Saturday morning in the Christ Church Cathedral. Three heavy hitting political critics led in a discussion of democracy in Canada by well-known Canadian television host, Don Newman.
Before the talk, fiery snippets of conversations about civic life and democracy circulate the room. The crowd sits upright and watches the stage where Mark Bourrie, Brooke Jeffrey and Brent Rathgeber sit smiling.
All of the panel participants have strong views on Canadian politics. The titles of their books, Kill the Messengers: Stephen Harper’s Assault on Your Right to Know, Dismantling Canada: Stephen Harper’s New Conservative Agenda, Irresponsible Government: The Decline of Parliamentary Democracy in Canada, don’t beat around the bush. They sit at the ready, looking alert and excited to be surrounded by interested parties. The panel is weighted to academics but Brent Rathgeber, a former conservative MP, brings first-hand experience of working with the current government.
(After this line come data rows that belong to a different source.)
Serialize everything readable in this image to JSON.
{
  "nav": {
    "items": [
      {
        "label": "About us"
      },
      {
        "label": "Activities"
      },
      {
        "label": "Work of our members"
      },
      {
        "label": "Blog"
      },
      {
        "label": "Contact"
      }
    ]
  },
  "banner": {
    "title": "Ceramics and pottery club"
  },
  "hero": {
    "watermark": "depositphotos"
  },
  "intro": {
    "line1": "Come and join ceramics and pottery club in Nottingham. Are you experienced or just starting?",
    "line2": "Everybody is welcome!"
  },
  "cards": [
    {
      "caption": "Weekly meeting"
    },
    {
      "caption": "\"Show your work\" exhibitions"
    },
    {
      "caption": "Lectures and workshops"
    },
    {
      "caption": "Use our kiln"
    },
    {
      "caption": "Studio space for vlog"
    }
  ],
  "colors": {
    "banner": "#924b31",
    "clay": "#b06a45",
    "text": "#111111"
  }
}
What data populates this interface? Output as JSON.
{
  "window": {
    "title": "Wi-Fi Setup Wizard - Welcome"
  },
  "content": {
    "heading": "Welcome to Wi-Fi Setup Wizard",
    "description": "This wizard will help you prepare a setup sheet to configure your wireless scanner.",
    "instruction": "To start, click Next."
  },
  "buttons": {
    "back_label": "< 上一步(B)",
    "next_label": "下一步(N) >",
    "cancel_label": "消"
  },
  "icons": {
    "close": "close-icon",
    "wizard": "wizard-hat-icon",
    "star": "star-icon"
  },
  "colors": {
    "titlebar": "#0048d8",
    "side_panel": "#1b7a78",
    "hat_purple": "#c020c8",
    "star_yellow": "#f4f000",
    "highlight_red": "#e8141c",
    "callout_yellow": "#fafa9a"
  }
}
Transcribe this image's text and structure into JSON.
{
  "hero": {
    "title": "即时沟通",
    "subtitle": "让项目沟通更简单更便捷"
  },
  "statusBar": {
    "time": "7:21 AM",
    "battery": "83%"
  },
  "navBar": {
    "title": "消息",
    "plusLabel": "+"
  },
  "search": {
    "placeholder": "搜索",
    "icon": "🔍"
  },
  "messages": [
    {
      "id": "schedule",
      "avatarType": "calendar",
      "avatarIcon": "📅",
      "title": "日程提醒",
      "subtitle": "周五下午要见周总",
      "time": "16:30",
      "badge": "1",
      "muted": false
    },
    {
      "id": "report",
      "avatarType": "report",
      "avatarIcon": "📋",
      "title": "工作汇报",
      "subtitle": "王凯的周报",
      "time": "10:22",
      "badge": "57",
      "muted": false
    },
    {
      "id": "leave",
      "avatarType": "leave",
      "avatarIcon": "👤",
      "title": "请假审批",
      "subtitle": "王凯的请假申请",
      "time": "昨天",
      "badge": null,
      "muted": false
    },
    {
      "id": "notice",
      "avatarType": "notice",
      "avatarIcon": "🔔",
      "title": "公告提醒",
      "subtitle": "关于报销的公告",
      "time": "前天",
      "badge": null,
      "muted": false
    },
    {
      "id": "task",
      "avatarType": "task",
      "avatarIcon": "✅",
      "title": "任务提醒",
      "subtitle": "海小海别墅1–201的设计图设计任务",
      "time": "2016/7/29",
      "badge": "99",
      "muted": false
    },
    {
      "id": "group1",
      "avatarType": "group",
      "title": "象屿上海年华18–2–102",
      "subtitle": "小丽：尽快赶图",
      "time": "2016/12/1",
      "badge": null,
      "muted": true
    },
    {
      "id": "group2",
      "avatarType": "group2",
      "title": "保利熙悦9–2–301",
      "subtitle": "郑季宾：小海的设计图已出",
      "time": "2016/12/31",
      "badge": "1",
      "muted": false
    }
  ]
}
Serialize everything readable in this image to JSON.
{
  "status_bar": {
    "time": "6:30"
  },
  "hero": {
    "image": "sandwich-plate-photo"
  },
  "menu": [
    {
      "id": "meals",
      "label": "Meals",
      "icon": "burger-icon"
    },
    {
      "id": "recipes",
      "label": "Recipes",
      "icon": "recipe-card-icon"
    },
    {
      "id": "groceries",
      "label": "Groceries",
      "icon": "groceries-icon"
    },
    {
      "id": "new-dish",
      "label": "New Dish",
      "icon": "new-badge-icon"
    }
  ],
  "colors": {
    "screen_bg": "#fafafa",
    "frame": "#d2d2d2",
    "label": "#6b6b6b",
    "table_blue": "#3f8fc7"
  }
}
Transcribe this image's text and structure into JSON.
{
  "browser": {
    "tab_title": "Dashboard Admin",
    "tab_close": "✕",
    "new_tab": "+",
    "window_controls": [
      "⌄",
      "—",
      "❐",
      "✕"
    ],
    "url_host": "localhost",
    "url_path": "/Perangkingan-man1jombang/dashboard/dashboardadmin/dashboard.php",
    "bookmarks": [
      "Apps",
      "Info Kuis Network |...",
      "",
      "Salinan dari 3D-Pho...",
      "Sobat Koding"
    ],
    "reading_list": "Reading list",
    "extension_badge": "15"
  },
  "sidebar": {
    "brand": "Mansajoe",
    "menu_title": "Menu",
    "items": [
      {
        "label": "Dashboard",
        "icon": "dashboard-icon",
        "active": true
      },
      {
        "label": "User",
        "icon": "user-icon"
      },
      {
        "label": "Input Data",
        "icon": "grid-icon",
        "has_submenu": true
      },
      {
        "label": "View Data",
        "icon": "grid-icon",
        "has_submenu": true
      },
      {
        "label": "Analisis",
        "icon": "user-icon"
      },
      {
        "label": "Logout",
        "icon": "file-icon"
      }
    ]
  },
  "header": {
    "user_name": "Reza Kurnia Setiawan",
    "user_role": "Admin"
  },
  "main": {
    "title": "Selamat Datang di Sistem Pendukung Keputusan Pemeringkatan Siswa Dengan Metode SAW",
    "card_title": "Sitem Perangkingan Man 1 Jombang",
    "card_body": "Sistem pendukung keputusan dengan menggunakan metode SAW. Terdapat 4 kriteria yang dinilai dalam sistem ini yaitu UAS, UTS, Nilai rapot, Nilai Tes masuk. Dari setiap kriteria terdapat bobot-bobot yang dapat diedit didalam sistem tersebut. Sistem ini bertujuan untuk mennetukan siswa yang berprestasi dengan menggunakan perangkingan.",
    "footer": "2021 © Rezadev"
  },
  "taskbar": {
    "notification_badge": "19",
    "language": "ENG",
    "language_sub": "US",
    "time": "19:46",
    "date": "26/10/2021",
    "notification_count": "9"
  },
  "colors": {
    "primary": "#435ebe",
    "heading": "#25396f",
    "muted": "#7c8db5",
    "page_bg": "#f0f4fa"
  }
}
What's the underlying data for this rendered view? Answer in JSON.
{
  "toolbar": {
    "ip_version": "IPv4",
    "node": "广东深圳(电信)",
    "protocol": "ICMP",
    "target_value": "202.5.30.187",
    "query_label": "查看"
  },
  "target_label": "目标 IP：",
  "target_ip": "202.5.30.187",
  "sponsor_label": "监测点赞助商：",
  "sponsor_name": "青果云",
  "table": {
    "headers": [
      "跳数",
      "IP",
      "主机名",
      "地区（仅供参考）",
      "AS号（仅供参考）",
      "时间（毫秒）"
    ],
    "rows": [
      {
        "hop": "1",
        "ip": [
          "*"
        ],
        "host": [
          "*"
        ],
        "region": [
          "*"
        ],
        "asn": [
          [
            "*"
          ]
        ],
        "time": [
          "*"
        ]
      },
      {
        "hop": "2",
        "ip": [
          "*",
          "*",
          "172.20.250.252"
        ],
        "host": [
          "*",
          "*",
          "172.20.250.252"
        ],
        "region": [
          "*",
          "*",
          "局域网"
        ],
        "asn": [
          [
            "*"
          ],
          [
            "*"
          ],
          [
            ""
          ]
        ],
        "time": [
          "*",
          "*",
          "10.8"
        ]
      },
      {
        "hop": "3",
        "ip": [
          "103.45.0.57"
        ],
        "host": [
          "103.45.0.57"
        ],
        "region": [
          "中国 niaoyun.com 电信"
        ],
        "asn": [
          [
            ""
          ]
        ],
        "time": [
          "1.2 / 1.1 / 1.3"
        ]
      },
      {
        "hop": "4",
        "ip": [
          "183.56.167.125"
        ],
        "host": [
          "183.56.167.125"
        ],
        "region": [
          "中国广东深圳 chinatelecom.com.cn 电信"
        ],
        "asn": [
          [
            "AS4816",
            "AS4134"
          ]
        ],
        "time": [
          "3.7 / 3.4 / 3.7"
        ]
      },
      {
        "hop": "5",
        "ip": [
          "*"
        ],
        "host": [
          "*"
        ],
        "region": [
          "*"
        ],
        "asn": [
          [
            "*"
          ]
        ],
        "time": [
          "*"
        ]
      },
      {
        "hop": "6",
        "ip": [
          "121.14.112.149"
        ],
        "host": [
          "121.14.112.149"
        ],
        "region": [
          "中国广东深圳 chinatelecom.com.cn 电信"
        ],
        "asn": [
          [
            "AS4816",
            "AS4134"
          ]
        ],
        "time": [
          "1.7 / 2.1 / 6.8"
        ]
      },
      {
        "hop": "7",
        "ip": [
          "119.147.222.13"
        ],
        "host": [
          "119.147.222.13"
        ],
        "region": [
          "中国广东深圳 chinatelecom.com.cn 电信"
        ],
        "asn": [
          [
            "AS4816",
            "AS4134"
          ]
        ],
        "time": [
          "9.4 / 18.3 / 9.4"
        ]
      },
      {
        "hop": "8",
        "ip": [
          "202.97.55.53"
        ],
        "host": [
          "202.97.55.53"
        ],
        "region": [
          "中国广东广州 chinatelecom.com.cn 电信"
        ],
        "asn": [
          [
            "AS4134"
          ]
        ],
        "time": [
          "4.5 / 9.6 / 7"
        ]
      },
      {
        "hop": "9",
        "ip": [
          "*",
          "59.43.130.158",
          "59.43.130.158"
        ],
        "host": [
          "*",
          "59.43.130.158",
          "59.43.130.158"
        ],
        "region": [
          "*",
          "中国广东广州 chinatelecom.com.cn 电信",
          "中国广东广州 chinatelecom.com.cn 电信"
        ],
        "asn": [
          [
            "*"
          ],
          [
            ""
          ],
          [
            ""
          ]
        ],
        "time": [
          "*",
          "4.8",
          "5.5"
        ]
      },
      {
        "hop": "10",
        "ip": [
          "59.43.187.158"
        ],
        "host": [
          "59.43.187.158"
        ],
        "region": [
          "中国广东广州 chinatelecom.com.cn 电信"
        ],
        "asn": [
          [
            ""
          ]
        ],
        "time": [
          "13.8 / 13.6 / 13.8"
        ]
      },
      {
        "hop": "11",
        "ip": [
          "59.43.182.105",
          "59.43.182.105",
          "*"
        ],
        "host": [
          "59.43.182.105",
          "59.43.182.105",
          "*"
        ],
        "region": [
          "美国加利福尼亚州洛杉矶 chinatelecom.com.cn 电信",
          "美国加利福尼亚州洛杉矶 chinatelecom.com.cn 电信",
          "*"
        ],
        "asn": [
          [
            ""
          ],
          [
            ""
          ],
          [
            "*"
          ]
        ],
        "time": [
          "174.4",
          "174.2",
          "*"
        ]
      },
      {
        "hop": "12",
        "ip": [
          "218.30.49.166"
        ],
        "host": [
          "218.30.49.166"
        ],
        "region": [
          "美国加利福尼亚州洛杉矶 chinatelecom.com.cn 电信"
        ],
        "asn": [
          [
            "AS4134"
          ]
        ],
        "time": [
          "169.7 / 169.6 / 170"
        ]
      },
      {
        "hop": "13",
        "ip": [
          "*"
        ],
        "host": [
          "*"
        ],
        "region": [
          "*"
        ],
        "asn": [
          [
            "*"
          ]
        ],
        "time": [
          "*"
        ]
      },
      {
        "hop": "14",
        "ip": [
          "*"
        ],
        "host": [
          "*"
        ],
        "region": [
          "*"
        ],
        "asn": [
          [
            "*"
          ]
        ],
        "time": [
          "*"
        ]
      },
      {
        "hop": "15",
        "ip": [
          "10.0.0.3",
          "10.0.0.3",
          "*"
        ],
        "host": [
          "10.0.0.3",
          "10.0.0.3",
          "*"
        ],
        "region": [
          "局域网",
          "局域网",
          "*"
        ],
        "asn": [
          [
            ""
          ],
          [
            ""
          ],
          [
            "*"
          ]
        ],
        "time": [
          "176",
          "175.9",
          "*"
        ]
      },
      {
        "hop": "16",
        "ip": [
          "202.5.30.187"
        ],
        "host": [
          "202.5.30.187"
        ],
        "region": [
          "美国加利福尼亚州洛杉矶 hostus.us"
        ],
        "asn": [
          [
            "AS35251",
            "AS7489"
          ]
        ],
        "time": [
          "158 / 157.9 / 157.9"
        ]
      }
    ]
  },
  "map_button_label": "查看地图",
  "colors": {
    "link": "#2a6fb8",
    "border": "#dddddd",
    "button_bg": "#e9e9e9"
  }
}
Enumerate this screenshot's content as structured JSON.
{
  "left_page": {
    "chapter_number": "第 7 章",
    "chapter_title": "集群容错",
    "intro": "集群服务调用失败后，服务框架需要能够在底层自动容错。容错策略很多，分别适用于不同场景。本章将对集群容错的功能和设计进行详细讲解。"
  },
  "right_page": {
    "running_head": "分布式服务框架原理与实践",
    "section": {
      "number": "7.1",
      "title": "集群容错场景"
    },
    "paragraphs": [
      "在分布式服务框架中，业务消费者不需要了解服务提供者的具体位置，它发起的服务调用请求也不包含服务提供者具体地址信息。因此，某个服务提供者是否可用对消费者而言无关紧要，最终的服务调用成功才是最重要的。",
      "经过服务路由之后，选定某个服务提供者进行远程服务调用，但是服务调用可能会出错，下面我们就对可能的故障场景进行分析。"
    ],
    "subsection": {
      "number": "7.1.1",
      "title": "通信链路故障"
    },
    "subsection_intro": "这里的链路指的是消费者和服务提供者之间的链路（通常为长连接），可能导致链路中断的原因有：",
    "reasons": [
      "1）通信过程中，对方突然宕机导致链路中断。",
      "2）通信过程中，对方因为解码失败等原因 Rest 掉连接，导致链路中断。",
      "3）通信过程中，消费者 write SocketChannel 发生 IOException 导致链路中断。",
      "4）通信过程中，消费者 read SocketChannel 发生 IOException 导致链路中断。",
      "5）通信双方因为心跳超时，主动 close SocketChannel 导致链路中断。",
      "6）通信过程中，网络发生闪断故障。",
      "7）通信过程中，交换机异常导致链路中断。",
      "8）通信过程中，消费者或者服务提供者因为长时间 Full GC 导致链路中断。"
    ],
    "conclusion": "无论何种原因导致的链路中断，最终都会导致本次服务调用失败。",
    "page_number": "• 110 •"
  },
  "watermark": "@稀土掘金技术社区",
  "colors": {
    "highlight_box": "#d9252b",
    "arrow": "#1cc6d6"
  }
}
Mark Bourrie, a longtime academic, got involved in the democracy discourse through PhD work on WWII media censorship. Reflecting on the similarities between Canada’s current media/political landscape and that of the Mackenzie King era, Bourrie decided to apply his thesis framework to the contemporary context. He cites the frailty of our media landscape and a party determined to stonewall the work of all MPs as creating a dangerous situation. A round of applause erupts as Bourrie affirms that we are in a downward spiral with citizens disconnected from elected representatives and representatives from information.
A failed MP bid in 1993 saw Brooke Jeffrey representing the Liberals in debates with Conservatives across British Columbia, helping her understand Reform and New Conservative thinking. She explained Harper’s early 1990s role in the Conservative establishment and his falling out with the powers that be as a brief period relegated to the political wilderness before his triumphant return and meteoric rise as a leader. Through the two minority governments and the current majority, Jeffrey assures us that the parties' dictatorial tendencies have only increased. Questioning the crowd she wondered who these Conservatives are, why they are doing what they are doing and how they have changed the face of Canada so quickly.
Brent Rather talked like an insider on the current government, explaining the gradual changes in parliament that have made being an MP more difficult. The increase in powerful cabinet committees made of members of the executive and unelected political staffers doing the bulk of work on bills rose in the 80s and 90s and is at its worst today. He calmly explained how parliamentarians are overloaded by massive bills and the clever ways the executive spins the opposition’s votes on those bills.
How though, is Harper so popular despite his actions? Don Newman prods curiously as the crowd nods in agreement and exasperation. Answers are clear and swift: Bourrie fingers a media obsessed with people and not ideas, as well as political bickering from a “little town in the bush” that is easy to tune out of for the rest of Canada.
Jeffrey contends the Harper government’s excellent control of information and creation of an in-house, parallel information universe that has taken advantage of an increasingly anemic Canadian media to disseminate the party line. This strategy and others were borrowed from elite American political strategists who helped the Conservatives focus on honing their appeal to specific target groups who could win them the seats necessary in an election. This type of campaign was only possible thanks to a heavy coin purse filled by public and private funds.
Rathgeber, the inside man, echoed Jeffrey, saying that the party has been very effective at micro-targeting specific groups. He stated that they don’t listen, and don’t need to listen, to people outside those target groups. All of the panelists were squarely supportive of one another, warriors with pens fighting the same battle, eager to spread information and get people thinking.
Newman, always affable, points out that a weak opposition helped along the current situation. Jeffrey, a former Liberal strategist, agrees and takes the argument a step further, saying the Liberals have gotten caught in the parable of Conservative thinking: all government is negative, no deficit and lower taxes are the best a federal government can offer. Jeffrey urged them to rebel and face this head on, creating a discourse of increased funding and programs to create a better Canada.
The talk was wrapped up with the infamous topic of voter suppression. Beyond Pierre Poutine and robocalls, Bourrie charged that the story was woefully under-investigated by Elections Canada and under-reported, thanks in part to the poor state of journalism and journalistic training in Canada. Last minute voting booth location changes to the obscure (second floor of a Superstore) or exclusionary (gated community center) in the riding of Oakville alone are emblematic of the problem.
There is a dispirited air in the room as the talk winds down. The crowd wants to know how they can change the current situation. Our authors give faith; most changes by the Conservatives are reversible. There are a growing number of people, like them, keeping tabs and reporting on the situation.